Creativity can be a lot of fun and life-changing, but it can also be extremely challenging. I believe that a creativity class can be harder than a chemistry class. While chemistry and similar subjects do require understanding the concepts, to an extent, doing assignments and putting a great amount of study hours often equals a good result. This equation does’t really apply for a creativity class. Rather, intrinsic motivation is the key determining factor for success, as Teresa Amabile explained it:
In particular, intrinsic motivation – the drive to engage in an activity of one’s own volition, one’s passion for the subject (…) could, potentially, affect the ability of any individual to produce novel, appropriate work. I called it the intrinsic motivation hypothesis of creativity: People will be most creative when they are motivated primarily by the interest, enjoyment, satisfaction, and challenge of the work itself – and not by external pressures or inducements.
Similarly, Gerard Puccio also indicates “attitude and motivation” as the core elements of the creativity equation. While experience, imagination, and critical thinking are important, without the right attitude it may extremely hard to be creative. In short, no matter what you as a teacher say or do, if students aren’t motivated to challenge themselves, to explore new perspectives, and to embrace the unknown, both the journey and the end result could be uninspiring. In class, lack of motivation manifests in very clear ways: activities completed in under five minutes, lack of discussion and reflection, no questions, no effort to challenge their own ideas, no interest or curiosity in others’ work, lack of response to direct questions. The quality of the work also demonstrates little effort, similar responses, and basic ways of addressing problems.
As teachers, at some point or another, we have all encountered a group of students with these characteristics. But when this happens in a creativity class it can really flip a positive experience into a painful one – for both the teaching team and the students who do want to learn. The social environment has a strong impact in students’ personal creativity journeys and motivation, something that Amabile already demonstrated. She explained that when we experience more positive perceptions and emotions, the strongest our intrinsic motivation is; but the opposite is also true. When a group doesn’t create a safe space, provide encouragement or engage in each other’s experiences, the dynamic changes to the point that motivated students don’t feel comfortable sharing their views or asking the first question. As a result, the overall quality of the class decreases because it is much harder for motivated students to break with their own mental blocks. Everyone completes the projects, but there isn’t an inner transformation.
This becomes a highly challenging scenario to navigate – certainly requiring creativity on our end and a lot of determination not to lose our own motivation to teach. To avoid or minimize these situations, creativity classes should be elective – students must want to be in the class; they have to be ready to explore a different way of looking at the world and be willing to feel a little uncomfortable. As soon as you add a mandatory element, the magic goes away and it becomes a transactional situation – there is no enjoyment anymore. When students feel challenged or are told to keep exploring, they drop, which deepens the negative impact on those staying in the class.
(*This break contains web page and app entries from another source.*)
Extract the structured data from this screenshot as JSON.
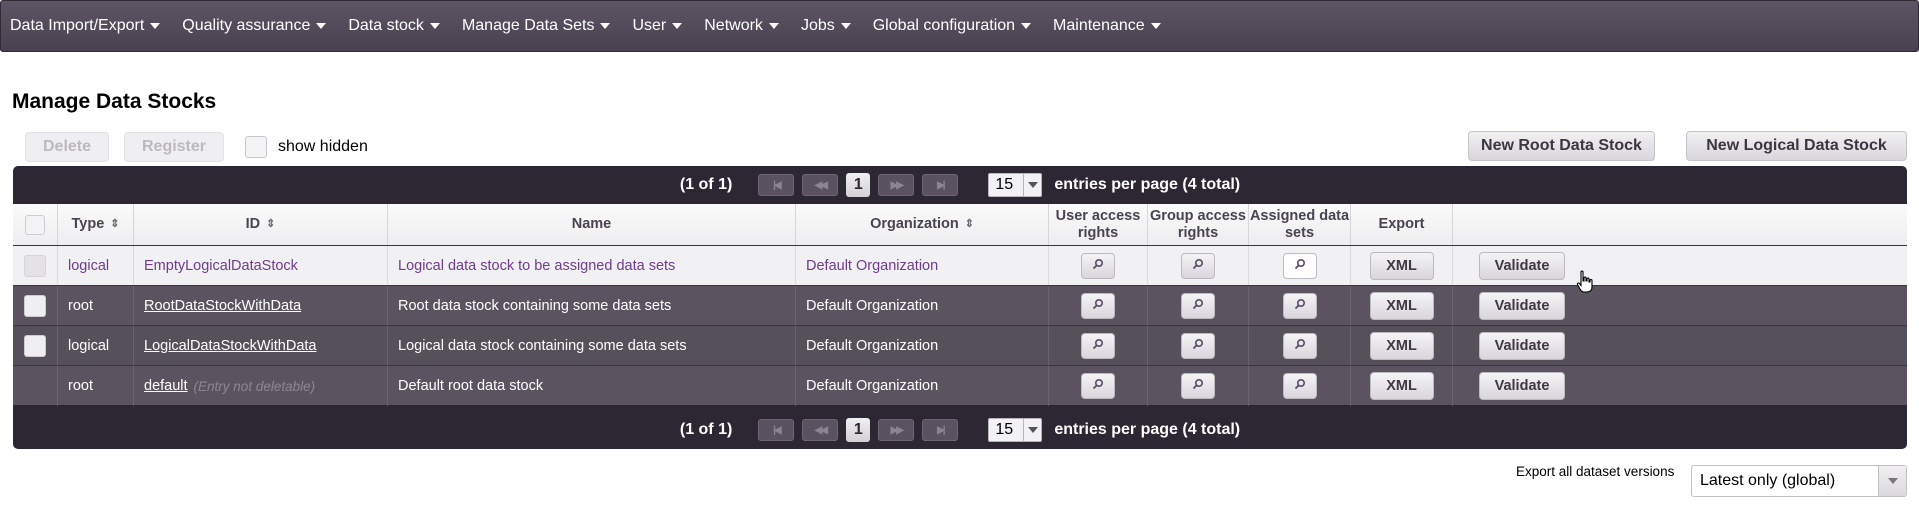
{
  "menu": [
    {
      "label": "Data Import/Export"
    },
    {
      "label": "Quality assurance"
    },
    {
      "label": "Data stock"
    },
    {
      "label": "Manage Data Sets"
    },
    {
      "label": "User"
    },
    {
      "label": "Network"
    },
    {
      "label": "Jobs"
    },
    {
      "label": "Global configuration"
    },
    {
      "label": "Maintenance"
    }
  ],
  "page": {
    "title": "Manage Data Stocks"
  },
  "toolbar": {
    "delete_label": "Delete",
    "register_label": "Register",
    "show_hidden_label": "show hidden",
    "new_root_label": "New Root Data Stock",
    "new_logical_label": "New Logical Data Stock"
  },
  "pager": {
    "page_info": "(1 of 1)",
    "current_page": "1",
    "per_page": "15",
    "summary": "entries per page (4 total)"
  },
  "table": {
    "columns": {
      "type": "Type",
      "id": "ID",
      "name": "Name",
      "organization": "Organization",
      "user_access": "User access rights",
      "group_access": "Group access rights",
      "assigned": "Assigned data sets",
      "export": "Export"
    },
    "rows": [
      {
        "type": "logical",
        "id": "EmptyLogicalDataStock",
        "note": "",
        "name": "Logical data stock to be assigned data sets",
        "organization": "Default Organization",
        "export_label": "XML",
        "validate_label": "Validate"
      },
      {
        "type": "root",
        "id": "RootDataStockWithData",
        "note": "",
        "name": "Root data stock containing some data sets",
        "organization": "Default Organization",
        "export_label": "XML",
        "validate_label": "Validate"
      },
      {
        "type": "logical",
        "id": "LogicalDataStockWithData",
        "note": "",
        "name": "Logical data stock containing some data sets",
        "organization": "Default Organization",
        "export_label": "XML",
        "validate_label": "Validate"
      },
      {
        "type": "root",
        "id": "default",
        "note": "(Entry not deletable)",
        "name": "Default root data stock",
        "organization": "Default Organization",
        "export_label": "XML",
        "validate_label": "Validate"
      }
    ]
  },
  "export_all": {
    "label": "Export all dataset versions",
    "selected": "Latest only (global)"
  },
  "icons": {
    "menu_caret": "caret-down-icon",
    "sort": "sort-icon",
    "magnifier": "magnifier-icon",
    "pager_first": "first-page-icon",
    "pager_prev": "prev-page-icon",
    "pager_next": "next-page-icon",
    "pager_last": "last-page-icon",
    "pointer": "hand-cursor-icon"
  }
}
What I realized after years of teaching creativity to different age ranges and backgrounds, is that you can’t blame the students – they are there because they were told to do it, not by choice. They are not ready to embark in a personal journey of discovery. If the creativity journey would be that easy, we would be living in a much open-minded, accepting, and imaginative society. Expectations should be explained right from the start (before enrollment!), so students know what they will encounter.
Teresa Amabile (2012), Big C, Little C, Howard, and Me: Approaches to Understanding Creativity. Working paper. Harvard Business School.